Women Coaches Win Big in Male Basketball; Molding Good Teams Helps These Teachers Overcome the Gender Gap of Teaching High School Sports
Lyons, Douglas C., Ebony
WOMEN COACHES Win Big In Male Basketball
Two minutes into the game, and Wanda Oates' team is off and running to victory. Her players execute a perfect fast break, which leads to an easy basket and a four-point lead. On the other bench, Gertrude Fisher is on her feet -- yelling instructions to her players. She can only shake her heads as her team commits a second turnover.
Ordinarily, This early-season scrimmage between the Ballou Knights of Washington, D.C., and the Boston Tech Tigers of Boston, Mass., would be regarded as just another high school game. But this is one of the record books as two women go one-on-one against each other in what is still a predominantly male profession --coaching boys high school basketball.
As head coaches of boys basketball teams, Gertrude Fisher and Wanda Oates are in unique situation. Along with Debbie McIntosh, the White coach at Brooklyn's Prospect Heights High School, they are part big sister, disciplinarian and teacher to young Black men hoping to find success in sports. At first, these women were novelties to their players, the fans and the opposing male coaches. However, that soon gave way to indisputable respect as they began molding their teams into winners. "I used to have [male] coaches use me as motivation for their teams," Ms. Fisher says. "They would say, "You can't get beat by a skirt.' It would be a double blow out [to the opposing team] when they lost."
The three women have become luminaries at their schools, teaching health and physical education in their classrooms and drilling basketball fundamentals into their players on the court. Ms. Fisher, 36, is in her fourth season heading the boys basketball program at Boston Technical High Schools; Ms. McIntosh, 35, is in her second season at Prospect Heights High School in Brooklyn, N.Y., and Ms. Oates, 46, as in her first season as head basketball coach at Frank Ballou High School in Washington, D.C.
For these coaches, locker room etiquette takes on a new meaning. Unlike their male counterparts, the women never go into the teams' locker rooms while the players are showering and changing clothes. In the case of the Ballou team, the players are required to always wear T-shirts in the presence of their coach. "I may be 'Mama Oates,' butI'm going to step out of the room at that point, because you're not going to see me changing," she says. "It works both ways."
Although the three coaches are women, there is nothing genteel about them on the court. They are aggressive and want to win. They can discipline a player by cutting coveted playing time. Neither is shy about arguing a bad call, and pity the team that plays poorly. In the Ballou-Boston Tech game, it was an angry Coach Fisher who took her team off the floor at half-time, trailing by 20 points. Her locker room lecture could best be called "blistering," but it shook her team into playing better basketball. Boston Tech stormed back against Ballou in the second half, turning a potential rout into a very close game before finally losing by four points. "You can't be passive and coach," Ms. Oates says. "I haven't seen a passive and successful one [coach] yet."
The job also requires compassion.

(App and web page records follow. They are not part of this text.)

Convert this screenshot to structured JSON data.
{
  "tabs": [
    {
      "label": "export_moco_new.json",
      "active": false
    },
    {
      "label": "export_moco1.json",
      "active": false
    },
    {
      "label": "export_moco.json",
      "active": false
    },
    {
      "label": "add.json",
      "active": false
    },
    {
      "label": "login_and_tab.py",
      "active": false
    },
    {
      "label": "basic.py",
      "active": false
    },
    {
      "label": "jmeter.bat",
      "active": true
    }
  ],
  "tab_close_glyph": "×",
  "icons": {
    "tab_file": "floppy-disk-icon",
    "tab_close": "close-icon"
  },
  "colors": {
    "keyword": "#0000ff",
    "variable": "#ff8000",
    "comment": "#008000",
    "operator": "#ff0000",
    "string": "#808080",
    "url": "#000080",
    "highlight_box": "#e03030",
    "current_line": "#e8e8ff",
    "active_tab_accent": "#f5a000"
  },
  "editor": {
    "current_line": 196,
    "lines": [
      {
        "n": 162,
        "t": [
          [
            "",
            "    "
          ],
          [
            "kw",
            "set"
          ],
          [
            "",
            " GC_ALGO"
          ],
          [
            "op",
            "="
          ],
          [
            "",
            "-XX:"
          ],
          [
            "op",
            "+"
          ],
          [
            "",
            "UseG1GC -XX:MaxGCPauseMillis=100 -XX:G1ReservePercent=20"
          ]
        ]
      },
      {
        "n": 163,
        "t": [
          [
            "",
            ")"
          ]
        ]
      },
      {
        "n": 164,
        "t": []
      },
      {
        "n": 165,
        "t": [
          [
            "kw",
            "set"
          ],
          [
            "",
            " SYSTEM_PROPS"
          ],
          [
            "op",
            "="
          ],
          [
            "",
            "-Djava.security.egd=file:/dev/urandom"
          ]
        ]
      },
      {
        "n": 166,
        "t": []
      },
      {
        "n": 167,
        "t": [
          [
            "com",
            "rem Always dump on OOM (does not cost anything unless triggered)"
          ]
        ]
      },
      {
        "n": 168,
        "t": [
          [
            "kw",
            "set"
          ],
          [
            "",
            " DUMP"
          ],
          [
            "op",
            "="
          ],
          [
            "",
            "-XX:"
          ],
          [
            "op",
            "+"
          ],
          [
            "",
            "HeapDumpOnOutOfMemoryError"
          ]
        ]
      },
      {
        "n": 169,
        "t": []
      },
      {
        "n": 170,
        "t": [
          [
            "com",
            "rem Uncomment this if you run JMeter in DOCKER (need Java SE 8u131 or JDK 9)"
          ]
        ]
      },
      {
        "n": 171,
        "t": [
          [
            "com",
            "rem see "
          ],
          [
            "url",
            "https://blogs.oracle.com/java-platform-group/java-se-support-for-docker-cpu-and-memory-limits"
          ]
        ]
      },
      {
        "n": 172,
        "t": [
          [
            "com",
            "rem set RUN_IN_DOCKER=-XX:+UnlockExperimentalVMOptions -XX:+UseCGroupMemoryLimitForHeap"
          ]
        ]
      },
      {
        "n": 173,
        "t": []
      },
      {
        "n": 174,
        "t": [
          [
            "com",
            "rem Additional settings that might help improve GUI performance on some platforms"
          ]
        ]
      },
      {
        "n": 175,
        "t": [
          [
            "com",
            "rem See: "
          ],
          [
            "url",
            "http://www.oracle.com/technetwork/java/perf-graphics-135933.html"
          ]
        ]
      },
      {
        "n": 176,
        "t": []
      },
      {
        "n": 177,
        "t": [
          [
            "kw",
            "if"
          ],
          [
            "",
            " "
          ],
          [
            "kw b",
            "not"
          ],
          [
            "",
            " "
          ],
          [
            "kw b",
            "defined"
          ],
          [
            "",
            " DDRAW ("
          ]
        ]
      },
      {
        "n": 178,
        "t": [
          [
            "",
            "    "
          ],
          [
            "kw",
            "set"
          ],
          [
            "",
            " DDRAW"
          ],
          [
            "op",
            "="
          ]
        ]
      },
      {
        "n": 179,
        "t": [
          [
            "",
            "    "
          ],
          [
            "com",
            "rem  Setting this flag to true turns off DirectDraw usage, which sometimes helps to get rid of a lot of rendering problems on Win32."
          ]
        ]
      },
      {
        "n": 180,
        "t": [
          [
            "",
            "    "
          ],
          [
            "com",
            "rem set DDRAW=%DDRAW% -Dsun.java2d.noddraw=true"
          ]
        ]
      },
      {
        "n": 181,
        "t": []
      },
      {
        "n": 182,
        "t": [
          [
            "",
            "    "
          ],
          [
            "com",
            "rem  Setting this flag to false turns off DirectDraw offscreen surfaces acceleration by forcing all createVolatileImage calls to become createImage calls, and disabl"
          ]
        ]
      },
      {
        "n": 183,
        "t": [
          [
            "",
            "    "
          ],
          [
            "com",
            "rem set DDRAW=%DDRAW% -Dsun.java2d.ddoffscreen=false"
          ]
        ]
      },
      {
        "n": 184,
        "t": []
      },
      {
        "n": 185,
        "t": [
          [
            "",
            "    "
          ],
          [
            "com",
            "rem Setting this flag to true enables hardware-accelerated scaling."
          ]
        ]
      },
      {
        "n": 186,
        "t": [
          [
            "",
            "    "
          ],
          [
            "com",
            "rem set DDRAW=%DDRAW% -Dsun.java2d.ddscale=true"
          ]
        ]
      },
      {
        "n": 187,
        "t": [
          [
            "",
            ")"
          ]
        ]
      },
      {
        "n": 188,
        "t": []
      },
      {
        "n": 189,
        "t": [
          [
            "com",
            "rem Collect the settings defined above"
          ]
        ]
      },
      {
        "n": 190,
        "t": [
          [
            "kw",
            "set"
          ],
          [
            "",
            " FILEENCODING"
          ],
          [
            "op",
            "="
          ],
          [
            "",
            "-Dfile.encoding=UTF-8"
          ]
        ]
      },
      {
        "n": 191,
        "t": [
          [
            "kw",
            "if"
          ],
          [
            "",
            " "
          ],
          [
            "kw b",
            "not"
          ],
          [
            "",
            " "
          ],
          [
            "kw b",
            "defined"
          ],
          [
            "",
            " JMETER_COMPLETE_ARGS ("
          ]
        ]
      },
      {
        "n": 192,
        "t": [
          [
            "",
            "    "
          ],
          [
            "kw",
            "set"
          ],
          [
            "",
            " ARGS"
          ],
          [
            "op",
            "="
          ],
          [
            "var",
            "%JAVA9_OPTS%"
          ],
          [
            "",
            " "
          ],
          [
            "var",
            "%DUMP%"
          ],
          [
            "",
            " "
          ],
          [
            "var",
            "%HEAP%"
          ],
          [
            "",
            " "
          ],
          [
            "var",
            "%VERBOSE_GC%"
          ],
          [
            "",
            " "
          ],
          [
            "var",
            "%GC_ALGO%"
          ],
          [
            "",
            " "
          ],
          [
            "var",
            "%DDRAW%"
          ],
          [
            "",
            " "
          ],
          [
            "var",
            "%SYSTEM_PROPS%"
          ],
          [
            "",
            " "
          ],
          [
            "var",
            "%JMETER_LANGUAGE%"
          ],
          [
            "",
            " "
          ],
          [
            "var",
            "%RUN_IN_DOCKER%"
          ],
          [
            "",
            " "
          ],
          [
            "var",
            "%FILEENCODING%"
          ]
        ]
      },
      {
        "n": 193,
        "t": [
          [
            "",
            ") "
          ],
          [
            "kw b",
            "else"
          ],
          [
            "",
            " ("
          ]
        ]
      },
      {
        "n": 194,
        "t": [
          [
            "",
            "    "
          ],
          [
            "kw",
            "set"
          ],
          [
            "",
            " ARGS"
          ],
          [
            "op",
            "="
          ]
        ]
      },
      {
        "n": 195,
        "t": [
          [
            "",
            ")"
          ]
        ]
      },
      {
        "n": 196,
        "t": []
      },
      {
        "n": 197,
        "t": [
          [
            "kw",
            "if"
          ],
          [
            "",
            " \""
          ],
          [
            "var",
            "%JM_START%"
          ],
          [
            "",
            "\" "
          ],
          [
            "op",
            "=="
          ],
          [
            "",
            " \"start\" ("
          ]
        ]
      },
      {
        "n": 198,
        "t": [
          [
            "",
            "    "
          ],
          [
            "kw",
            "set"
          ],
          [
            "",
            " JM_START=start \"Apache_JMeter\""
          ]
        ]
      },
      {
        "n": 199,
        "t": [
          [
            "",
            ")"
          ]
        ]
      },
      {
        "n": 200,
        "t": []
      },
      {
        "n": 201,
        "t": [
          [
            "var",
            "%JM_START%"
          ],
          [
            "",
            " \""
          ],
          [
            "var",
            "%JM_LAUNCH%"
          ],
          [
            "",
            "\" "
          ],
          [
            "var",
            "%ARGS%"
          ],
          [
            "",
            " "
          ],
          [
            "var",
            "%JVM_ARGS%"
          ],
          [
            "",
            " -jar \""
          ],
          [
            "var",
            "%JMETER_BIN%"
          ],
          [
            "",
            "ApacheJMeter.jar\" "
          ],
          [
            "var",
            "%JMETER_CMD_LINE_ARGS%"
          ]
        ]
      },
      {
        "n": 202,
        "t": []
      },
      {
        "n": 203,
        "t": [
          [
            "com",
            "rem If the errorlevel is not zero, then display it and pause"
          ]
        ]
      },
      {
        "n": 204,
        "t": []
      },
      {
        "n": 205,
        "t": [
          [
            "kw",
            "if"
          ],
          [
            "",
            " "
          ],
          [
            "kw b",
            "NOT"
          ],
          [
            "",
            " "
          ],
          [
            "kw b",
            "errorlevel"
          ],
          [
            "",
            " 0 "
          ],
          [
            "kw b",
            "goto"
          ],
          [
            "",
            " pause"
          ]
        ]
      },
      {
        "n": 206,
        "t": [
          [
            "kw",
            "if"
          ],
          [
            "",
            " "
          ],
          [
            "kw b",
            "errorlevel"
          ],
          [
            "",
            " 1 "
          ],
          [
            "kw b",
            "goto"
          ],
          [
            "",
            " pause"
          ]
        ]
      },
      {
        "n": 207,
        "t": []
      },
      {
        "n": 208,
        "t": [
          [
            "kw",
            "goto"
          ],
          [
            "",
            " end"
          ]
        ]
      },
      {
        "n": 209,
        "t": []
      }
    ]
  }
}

The women's success often hinges on listening to a player's off-the-court concerns, or lecturing the team about the evils of casual sex, drug abuse and skipping classes. …